Should I keep it? Do the Kondo test
If you have spent the early days of 2019 decluttering your house and sparking joy, you're not alone (and you probably already know that based on your Instagram feeds). If you haven't yet jumped on the 8-episode train that is "Tidying Up With Marie Kondo" on Netflix, we've got the Cole's notes version of her method for you, straight from the StreetSide archives of 2015 when Kondo's book was a NY Times bestseller.
The fact that arguably the world’s most popular book on minimalism is written by a woman named Marie Kondo just can’t be a coincidence.
Yes, many condos are equipped with lockers, great closet space and storage solutions – but too often, we hold on to things that we’d totally forget about in the bottom of a Tupperware tub. (Plus, maybe having lots of “things” is making it doubly unnerving to think about packing up your whole life’s contents to make the big move.)
Marie Kondo’s “The Life-Changing Magic of Tidying Up: The Japanese Art of Decluttering and Organizing” basically reduces the old keep-toss-sell dilemma to one evaluation: does it bring you joy?
Now, it should also be noted that joyless functional items like spoons and Windex bottles are exempt (but they still need their place). Keeping things in their rightful place lets you breeze around your home, never forgetting where things are – the true mark of a minimalist lifestyle achieved: practicality and ease.
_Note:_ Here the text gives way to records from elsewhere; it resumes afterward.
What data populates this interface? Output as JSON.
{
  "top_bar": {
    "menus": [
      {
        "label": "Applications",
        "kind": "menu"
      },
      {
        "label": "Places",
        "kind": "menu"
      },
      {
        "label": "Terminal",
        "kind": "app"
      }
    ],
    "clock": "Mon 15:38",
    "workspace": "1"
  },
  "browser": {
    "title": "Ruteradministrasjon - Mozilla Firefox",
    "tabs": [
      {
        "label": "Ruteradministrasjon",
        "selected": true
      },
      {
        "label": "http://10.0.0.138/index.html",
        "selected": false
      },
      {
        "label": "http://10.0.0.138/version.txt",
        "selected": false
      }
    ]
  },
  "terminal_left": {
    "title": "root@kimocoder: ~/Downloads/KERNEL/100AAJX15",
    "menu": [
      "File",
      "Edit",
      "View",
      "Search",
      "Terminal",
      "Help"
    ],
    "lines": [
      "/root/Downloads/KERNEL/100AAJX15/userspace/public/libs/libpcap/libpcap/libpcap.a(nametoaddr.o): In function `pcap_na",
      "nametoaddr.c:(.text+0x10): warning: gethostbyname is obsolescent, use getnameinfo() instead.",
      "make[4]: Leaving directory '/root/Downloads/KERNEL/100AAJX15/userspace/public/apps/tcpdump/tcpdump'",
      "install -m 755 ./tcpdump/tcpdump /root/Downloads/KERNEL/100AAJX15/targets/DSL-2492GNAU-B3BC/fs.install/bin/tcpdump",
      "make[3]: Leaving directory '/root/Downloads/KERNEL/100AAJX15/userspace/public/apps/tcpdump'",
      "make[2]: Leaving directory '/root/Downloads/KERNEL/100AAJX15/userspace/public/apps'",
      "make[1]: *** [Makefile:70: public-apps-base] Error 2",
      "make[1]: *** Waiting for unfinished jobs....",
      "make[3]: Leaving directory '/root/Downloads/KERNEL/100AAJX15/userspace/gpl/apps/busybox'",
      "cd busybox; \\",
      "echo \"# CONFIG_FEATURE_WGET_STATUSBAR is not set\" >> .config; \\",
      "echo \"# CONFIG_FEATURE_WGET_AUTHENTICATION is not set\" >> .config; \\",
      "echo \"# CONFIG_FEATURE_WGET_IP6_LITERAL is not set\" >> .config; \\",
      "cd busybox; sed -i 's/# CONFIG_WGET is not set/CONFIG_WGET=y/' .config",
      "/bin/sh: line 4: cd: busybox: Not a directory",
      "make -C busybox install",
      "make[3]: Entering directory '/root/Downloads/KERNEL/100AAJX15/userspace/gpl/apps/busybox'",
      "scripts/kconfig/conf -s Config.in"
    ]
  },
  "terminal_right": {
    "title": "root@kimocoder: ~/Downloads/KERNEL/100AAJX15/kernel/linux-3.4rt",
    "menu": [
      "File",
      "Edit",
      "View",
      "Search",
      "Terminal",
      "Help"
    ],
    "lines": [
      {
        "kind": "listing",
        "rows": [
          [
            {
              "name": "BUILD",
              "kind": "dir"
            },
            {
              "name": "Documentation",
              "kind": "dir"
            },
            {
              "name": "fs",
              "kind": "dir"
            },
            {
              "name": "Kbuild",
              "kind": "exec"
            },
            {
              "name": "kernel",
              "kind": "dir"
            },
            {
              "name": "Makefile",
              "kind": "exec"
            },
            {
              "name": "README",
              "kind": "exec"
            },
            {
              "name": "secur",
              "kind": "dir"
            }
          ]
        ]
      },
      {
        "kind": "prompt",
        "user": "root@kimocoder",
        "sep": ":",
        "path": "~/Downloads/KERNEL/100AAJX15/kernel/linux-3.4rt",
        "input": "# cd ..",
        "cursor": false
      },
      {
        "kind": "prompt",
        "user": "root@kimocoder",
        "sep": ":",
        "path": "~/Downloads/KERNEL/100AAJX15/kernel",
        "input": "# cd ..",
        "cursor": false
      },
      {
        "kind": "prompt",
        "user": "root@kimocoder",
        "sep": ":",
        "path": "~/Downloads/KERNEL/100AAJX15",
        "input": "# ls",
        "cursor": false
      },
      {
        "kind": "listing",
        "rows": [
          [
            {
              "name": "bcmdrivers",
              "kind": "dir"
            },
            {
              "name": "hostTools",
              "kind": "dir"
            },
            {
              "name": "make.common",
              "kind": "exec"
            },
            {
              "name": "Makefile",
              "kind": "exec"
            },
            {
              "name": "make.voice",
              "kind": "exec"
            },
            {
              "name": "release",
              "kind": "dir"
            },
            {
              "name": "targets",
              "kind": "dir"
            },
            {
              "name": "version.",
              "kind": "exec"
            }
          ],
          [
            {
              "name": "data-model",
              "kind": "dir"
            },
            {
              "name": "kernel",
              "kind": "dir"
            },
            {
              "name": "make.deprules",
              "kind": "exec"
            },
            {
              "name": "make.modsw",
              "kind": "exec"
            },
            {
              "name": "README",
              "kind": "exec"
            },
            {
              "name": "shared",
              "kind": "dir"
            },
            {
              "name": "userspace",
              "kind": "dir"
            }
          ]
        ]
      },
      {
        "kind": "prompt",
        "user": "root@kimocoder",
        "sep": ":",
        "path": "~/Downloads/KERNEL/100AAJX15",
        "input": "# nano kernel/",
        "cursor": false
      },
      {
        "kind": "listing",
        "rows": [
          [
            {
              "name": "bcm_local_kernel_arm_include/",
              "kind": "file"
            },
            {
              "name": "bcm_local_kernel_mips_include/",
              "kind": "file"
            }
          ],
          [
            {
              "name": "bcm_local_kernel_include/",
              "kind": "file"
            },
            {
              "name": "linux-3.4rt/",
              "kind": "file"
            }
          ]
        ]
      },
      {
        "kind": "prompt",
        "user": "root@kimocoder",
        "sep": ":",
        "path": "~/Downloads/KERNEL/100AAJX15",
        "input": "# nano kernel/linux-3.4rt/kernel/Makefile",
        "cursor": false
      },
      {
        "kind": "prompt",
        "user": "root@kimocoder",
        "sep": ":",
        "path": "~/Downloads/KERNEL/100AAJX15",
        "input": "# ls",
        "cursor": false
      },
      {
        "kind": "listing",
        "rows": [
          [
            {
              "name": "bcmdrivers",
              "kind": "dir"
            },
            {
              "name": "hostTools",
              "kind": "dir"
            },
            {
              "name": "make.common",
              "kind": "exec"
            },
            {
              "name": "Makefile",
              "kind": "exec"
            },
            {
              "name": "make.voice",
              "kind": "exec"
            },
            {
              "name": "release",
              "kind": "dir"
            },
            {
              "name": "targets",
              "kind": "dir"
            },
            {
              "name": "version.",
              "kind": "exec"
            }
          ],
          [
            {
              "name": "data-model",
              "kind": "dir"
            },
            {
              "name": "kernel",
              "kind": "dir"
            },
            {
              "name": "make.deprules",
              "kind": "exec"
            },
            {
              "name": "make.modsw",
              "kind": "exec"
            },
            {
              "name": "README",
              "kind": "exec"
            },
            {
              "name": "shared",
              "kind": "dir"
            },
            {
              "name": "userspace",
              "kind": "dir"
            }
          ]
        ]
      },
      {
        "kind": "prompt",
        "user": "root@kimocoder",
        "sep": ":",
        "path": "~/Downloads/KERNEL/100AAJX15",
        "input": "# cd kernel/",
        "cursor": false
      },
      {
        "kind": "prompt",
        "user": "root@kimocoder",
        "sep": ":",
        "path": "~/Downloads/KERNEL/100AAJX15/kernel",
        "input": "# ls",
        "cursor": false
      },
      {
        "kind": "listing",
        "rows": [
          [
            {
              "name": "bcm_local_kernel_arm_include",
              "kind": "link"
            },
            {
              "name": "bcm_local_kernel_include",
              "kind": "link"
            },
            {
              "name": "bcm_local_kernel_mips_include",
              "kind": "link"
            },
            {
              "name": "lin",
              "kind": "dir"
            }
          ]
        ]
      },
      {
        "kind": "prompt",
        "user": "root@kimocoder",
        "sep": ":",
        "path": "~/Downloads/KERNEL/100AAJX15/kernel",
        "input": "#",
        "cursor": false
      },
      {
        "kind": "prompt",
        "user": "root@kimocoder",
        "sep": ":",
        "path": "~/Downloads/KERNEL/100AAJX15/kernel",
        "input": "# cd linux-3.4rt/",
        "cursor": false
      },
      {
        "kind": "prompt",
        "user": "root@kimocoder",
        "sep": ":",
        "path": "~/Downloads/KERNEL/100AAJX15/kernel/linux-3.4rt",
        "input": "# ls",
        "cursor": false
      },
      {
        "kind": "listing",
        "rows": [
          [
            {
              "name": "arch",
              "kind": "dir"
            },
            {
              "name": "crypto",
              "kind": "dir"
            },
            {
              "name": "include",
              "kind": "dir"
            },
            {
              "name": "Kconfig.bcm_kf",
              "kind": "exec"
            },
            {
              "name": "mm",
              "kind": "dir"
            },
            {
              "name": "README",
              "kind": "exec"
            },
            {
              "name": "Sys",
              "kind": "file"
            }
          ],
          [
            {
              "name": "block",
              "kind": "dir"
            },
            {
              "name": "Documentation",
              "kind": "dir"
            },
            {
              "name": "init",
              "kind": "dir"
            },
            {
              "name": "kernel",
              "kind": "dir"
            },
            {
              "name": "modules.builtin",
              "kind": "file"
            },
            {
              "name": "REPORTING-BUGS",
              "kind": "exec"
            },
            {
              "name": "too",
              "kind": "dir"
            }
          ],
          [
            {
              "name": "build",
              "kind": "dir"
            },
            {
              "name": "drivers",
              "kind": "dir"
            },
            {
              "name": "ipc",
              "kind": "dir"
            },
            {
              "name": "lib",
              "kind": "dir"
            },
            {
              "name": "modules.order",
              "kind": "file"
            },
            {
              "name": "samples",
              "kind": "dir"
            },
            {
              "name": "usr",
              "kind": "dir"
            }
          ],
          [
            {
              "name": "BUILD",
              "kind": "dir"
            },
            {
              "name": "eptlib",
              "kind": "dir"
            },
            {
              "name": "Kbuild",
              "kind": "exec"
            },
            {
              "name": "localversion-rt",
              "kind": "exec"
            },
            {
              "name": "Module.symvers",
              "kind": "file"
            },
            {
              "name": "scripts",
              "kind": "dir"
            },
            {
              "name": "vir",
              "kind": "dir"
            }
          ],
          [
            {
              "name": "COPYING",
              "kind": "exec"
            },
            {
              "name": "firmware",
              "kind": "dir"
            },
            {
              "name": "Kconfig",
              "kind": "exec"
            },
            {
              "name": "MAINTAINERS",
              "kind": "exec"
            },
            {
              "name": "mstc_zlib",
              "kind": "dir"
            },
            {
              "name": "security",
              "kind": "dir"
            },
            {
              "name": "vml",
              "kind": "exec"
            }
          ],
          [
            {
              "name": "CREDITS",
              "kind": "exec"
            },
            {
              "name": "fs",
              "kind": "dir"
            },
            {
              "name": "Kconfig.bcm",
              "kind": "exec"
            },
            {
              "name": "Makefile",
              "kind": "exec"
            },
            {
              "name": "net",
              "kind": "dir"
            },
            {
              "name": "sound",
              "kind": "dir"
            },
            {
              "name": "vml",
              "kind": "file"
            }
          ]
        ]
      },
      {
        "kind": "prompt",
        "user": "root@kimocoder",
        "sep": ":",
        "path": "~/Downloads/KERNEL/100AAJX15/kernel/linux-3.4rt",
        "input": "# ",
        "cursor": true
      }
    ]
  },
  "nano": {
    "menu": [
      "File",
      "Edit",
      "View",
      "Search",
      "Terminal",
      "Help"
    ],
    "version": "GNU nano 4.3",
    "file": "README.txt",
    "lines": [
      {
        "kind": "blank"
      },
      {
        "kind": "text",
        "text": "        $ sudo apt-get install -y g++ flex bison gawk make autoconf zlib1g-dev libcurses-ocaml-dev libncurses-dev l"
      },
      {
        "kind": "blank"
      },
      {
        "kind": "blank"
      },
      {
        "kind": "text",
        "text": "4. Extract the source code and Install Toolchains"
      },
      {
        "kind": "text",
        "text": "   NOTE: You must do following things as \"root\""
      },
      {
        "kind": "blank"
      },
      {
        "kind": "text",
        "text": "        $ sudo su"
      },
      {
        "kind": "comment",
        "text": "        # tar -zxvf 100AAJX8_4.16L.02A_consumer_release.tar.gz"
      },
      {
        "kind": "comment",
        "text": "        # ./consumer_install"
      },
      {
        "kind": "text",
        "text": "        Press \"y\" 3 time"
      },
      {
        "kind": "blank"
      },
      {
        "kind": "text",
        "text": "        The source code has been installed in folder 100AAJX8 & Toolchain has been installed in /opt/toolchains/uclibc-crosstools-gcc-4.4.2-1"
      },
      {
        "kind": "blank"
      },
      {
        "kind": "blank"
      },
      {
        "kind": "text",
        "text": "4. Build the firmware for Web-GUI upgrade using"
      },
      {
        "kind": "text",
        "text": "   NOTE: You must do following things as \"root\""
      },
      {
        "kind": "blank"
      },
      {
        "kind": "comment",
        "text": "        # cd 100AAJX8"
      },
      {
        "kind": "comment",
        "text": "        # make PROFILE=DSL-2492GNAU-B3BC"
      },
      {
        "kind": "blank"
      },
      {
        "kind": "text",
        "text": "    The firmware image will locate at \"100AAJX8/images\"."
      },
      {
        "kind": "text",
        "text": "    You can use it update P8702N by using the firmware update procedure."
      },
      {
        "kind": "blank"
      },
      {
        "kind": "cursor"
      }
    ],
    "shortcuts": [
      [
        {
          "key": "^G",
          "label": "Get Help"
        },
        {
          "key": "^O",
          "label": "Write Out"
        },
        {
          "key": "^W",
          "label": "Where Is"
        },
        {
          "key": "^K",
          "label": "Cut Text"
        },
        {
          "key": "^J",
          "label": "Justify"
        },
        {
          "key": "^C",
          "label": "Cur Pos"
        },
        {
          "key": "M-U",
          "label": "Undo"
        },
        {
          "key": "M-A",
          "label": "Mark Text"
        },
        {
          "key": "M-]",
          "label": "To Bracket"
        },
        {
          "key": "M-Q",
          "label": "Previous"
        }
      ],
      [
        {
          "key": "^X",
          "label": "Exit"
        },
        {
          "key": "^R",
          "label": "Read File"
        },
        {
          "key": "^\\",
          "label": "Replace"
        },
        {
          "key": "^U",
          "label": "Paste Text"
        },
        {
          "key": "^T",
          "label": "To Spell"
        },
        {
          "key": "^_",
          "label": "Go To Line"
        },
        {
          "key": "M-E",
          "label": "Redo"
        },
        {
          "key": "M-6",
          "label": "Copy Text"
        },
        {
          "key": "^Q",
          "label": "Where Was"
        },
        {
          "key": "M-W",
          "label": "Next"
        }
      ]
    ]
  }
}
It may seem daunting to get started, but begin somewhere all of us can stand to declutter: our closet. (Remember those “fat jeans” you’ve outgrown and don’t want to admit to? Ditch ‘em.)
Work your way through your closet and those loose papers you’ve been meaning to rifle through, and when you get enough momentum, sort through the more difficult stuff like books, mementos and photographs. You really will gain steam when you inevitably load up a garbage bag full of hand-me-downs for your favourite charity.
It may sound crazy, but Kondo suggests literally thanking some of the items in your life that have served their purpose before sending them away.
This is especially helpful with clothes you never wear (but keep for some kind of post-consumption punishment), were for a one-time event, or were a gift. You can thank them for how they made you feel when you first got them (even internally, if you feel too awkward) – for making you happy when you first bought it, for adorning you at that wedding last year, or for making you feel loved when you received it from Auntie Gemma.
When you get through your clothes, keep going through your drawers, shelves and cabinets like this in succession – and see what a difference it makes when you pack up your life!
Brenlee Coates is a writer and marketer.